“I applied to this thing because I am at a critical time in my career; I just became a mum so I am very aware and militant for the challenges women are facing. I think creating a network like this is really going to help each of us achieve higher goals,” she said.
In a video from November 2014 where Homeward Bound founder Fabian Dattner explains the heart of the mission, imploring women to apply for the expedition, she says the issue of gender equality in global leadership, much like climate change itself, has reached a tipping point.
“We want to elevate the role of women in leadership in the world, and we believe it has reached crisis point that they are so underrepresented in the decisions that are being made,” she said, while also adding women will gain confidence by employing the “lean in” philosophy when it comes to finding opportunities.
While world leaders continue to hammer out and argue over global policies that could affect our world in future years, and others sadly continue to even deny the existence of climate change at our collective peril, these women are set to sail literally and figuratively ahead of the pack in determining effective measures that could save the planet.
“Homeward Bound is a metaphor for the planet, and our responsibility for our ‘home’; a link to the care women bring to living spaces, a sense that home includes the whole planet, and at its most fragile, the remote and wild Southern Ocean; Antarctica as one of the fastest changing regions on our planet,” says the description of the mission on the Homeward Bound website.

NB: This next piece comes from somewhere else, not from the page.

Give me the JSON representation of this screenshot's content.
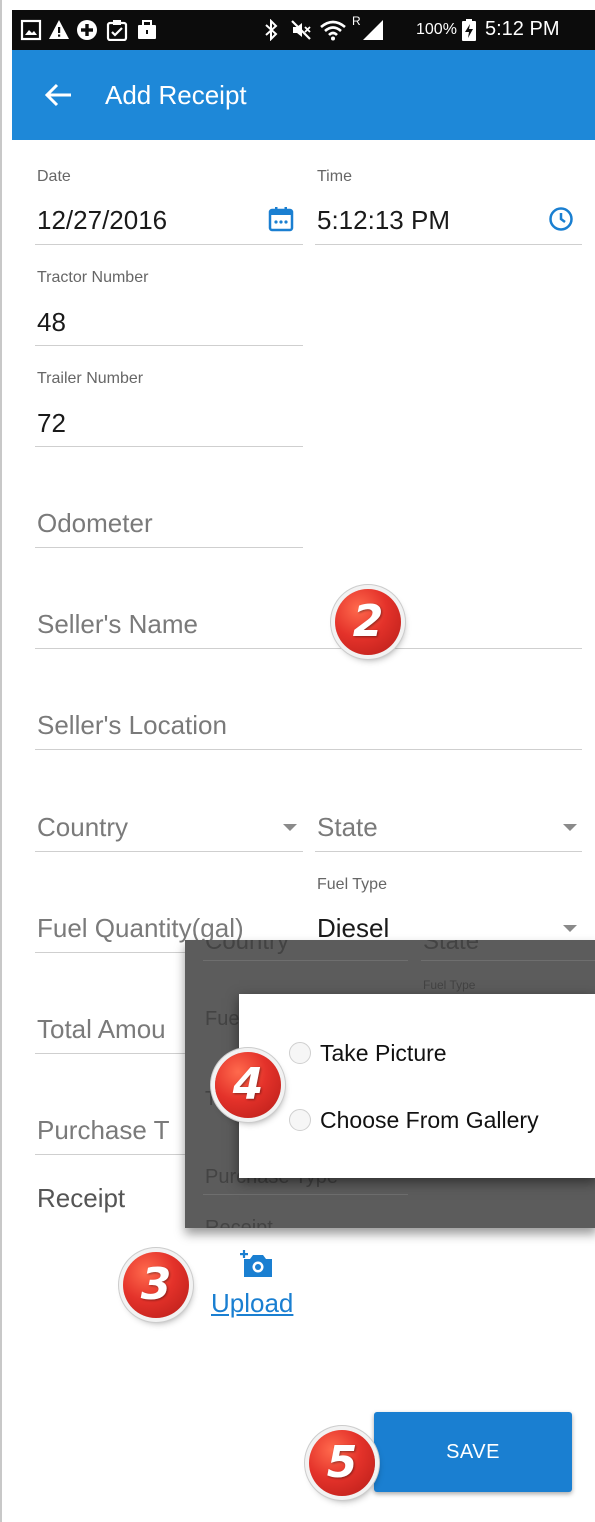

As the 78 women gear up to set sail from Argentina’s Tierra del Fuego archipelago on 2 December 2016, the southernmost tip of South America, nicknamed the ‘End of the World’ and the gateway to Antarctica, we eagerly anticipate the affect they will have on the current state of female leadership in global decision-making, as well as climate change measures backed up by indisputable data.